[TASK DETAILS] In the entries below, filter for the word "this" and copy every matching line.

(GIVEN ENTRIES)

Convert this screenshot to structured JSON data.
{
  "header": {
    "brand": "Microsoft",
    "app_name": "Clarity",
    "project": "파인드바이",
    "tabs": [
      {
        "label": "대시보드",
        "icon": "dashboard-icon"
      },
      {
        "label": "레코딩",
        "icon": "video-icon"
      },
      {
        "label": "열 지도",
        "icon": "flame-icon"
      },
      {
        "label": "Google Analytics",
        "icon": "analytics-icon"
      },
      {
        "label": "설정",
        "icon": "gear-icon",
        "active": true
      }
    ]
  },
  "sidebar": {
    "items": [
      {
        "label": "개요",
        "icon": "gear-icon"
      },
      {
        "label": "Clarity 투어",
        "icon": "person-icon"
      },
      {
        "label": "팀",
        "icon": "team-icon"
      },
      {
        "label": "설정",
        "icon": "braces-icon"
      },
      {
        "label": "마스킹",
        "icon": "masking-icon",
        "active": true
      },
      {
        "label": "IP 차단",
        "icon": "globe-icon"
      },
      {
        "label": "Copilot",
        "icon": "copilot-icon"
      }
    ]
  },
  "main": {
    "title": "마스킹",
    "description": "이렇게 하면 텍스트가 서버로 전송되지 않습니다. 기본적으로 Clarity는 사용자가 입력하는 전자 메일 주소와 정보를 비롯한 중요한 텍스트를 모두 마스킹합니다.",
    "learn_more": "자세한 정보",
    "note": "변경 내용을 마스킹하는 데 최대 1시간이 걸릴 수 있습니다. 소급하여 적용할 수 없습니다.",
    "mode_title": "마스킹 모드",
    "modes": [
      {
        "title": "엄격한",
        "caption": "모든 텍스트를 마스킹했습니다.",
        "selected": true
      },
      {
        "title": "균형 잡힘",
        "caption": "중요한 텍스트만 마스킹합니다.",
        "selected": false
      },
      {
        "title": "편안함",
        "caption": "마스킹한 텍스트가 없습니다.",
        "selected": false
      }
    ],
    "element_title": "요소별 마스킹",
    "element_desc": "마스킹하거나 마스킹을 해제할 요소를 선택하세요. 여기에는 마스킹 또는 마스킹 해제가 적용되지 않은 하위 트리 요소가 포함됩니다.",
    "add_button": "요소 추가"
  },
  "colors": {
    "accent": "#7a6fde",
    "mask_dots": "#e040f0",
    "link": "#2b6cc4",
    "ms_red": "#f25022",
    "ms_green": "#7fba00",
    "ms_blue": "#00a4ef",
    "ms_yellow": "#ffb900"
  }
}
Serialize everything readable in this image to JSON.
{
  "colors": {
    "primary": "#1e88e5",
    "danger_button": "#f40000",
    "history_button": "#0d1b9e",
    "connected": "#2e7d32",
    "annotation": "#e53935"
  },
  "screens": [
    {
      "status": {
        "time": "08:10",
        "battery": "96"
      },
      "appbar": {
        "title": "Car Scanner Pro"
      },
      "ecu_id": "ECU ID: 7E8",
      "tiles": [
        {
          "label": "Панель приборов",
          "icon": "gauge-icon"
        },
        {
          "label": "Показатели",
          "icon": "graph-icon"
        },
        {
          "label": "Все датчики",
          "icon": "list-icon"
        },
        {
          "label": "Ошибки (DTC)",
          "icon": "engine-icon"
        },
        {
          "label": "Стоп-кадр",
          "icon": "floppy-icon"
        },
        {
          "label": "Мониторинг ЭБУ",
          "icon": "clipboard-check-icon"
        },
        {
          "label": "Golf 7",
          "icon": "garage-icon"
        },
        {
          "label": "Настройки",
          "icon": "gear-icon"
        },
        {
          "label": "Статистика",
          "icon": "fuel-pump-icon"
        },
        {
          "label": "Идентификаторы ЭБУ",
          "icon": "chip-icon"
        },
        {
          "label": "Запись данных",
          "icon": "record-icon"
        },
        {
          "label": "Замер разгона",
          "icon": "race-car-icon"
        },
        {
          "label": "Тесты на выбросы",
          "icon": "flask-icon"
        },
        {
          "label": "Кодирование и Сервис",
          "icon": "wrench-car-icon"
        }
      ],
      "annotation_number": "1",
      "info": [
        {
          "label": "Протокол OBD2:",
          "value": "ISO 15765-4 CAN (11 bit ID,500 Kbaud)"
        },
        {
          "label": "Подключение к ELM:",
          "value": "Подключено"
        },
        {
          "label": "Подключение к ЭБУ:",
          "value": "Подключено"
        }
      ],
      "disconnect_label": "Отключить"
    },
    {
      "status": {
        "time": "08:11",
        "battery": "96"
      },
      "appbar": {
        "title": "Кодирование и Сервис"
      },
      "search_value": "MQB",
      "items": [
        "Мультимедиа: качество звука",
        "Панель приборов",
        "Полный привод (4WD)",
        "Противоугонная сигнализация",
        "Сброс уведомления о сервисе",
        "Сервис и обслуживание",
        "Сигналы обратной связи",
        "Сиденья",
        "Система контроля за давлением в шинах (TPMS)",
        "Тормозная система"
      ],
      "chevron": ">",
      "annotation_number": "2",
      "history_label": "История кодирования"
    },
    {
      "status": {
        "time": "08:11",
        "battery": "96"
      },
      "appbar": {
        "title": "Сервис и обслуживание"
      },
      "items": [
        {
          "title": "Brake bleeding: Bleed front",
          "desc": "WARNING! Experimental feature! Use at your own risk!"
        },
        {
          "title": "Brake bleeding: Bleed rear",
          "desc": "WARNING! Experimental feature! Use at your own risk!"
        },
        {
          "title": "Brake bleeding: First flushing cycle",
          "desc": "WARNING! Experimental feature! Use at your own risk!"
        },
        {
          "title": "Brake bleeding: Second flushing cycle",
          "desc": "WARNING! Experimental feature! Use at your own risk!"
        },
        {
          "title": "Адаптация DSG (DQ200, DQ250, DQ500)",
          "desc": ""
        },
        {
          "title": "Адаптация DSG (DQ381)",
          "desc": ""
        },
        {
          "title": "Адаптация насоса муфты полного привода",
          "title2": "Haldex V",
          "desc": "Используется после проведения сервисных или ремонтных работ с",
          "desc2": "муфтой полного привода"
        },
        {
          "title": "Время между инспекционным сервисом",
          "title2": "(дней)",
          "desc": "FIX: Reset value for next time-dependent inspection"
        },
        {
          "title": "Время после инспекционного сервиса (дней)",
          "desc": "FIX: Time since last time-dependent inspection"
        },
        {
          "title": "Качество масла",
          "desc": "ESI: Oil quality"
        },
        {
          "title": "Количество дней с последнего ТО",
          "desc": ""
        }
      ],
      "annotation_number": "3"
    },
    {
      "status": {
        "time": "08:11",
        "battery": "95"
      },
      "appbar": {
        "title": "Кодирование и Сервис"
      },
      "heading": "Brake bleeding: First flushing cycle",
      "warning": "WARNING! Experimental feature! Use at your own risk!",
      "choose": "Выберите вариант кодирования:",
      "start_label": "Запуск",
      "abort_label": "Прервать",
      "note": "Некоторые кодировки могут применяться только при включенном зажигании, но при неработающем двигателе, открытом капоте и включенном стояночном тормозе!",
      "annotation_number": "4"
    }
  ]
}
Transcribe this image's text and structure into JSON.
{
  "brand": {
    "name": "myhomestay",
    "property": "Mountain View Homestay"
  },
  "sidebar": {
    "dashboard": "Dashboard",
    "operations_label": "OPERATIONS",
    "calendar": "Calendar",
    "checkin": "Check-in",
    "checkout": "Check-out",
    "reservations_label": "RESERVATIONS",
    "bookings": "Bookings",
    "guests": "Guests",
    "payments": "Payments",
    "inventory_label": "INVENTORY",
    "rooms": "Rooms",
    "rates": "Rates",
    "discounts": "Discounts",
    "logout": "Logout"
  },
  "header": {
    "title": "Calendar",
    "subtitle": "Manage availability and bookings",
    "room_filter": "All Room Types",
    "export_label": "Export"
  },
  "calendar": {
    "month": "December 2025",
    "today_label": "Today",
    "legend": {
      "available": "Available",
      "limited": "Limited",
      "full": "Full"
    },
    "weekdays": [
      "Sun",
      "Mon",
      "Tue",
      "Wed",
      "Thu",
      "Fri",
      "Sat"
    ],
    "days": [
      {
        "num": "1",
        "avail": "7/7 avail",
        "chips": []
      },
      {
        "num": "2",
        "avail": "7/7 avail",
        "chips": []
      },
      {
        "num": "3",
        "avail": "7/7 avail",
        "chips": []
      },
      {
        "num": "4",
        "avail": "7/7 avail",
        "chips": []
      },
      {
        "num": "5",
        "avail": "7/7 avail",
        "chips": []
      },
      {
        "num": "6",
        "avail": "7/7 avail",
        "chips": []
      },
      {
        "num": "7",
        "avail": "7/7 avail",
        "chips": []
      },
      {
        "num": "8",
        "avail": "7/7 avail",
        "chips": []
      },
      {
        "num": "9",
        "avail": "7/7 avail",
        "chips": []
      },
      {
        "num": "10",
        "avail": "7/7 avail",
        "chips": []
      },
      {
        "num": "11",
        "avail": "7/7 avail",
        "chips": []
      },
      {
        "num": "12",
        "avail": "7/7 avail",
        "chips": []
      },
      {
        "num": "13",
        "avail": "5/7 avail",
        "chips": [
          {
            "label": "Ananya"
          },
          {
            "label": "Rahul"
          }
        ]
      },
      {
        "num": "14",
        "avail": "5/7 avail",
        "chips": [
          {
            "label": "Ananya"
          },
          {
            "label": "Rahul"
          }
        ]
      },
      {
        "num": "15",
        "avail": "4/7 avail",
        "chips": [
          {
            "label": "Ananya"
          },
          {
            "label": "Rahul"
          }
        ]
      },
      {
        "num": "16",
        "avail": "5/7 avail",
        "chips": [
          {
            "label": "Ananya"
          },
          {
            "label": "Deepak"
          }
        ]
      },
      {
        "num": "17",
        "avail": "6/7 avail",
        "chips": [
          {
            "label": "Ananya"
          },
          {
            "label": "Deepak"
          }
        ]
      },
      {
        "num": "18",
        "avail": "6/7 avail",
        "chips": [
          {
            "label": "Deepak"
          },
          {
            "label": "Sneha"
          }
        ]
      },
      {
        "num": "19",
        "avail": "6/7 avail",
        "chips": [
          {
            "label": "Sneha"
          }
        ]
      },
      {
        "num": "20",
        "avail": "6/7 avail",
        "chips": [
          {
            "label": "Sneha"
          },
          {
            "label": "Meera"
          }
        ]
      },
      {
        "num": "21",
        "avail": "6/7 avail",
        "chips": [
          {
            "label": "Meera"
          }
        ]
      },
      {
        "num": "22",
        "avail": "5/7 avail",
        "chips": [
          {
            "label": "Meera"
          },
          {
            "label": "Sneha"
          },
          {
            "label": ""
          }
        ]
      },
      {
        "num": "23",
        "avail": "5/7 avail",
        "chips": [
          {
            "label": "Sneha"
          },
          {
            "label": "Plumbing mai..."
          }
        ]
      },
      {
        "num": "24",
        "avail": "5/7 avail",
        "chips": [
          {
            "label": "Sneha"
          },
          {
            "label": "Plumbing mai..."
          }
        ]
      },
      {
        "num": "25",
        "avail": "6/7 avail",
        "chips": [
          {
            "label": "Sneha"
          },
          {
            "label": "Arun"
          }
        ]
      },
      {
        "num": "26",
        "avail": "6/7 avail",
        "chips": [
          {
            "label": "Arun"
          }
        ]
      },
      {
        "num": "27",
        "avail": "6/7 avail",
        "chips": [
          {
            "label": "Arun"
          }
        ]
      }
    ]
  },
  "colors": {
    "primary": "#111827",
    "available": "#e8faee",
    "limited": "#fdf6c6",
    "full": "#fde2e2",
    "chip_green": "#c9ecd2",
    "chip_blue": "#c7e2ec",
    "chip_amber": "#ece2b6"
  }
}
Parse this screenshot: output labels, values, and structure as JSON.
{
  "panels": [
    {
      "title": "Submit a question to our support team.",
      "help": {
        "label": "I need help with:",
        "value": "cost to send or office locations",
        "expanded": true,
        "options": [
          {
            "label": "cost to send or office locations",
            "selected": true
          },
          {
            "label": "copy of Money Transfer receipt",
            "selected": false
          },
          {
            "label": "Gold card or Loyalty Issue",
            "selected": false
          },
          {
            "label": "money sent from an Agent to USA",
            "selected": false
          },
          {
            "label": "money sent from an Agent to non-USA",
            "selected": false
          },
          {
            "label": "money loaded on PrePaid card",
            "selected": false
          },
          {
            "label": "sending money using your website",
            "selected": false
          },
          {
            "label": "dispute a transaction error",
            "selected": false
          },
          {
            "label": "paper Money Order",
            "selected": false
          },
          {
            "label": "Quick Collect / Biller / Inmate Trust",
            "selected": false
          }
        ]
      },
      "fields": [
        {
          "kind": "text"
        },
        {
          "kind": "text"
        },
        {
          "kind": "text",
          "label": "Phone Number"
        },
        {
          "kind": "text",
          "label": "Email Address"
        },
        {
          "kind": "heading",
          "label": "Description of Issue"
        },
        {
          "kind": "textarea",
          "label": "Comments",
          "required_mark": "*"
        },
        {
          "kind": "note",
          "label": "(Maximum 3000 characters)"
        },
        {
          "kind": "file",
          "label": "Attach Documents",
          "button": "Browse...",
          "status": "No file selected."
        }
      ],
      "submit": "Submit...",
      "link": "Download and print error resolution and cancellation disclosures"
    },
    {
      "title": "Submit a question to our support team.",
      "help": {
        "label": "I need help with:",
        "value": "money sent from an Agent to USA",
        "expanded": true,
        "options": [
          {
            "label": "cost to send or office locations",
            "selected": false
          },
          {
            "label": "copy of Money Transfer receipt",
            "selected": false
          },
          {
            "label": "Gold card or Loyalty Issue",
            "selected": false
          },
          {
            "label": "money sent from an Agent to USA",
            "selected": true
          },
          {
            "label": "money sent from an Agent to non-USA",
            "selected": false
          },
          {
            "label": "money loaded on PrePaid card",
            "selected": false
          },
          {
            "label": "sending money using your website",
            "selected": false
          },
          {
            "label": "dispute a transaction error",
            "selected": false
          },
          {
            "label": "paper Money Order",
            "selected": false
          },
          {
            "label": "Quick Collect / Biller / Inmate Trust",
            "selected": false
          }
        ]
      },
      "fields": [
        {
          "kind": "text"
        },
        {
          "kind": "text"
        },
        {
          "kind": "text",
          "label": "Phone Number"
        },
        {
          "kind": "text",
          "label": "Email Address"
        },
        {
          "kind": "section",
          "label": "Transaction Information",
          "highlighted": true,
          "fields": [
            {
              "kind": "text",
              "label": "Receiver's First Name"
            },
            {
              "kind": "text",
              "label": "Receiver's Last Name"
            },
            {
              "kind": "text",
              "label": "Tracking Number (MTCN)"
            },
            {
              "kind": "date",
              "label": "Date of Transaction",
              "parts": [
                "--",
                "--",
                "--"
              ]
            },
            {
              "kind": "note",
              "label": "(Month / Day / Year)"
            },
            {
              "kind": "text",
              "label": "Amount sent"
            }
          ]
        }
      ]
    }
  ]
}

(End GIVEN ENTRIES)

[OUTPUT OF THE EXERCISE]
Convert this screenshot to structured JSON data.
Serialize everything readable in this image to JSON.
Transcribe this image's text and structure into JSON.
Parse this screenshot: output labels, values, and structure as JSON.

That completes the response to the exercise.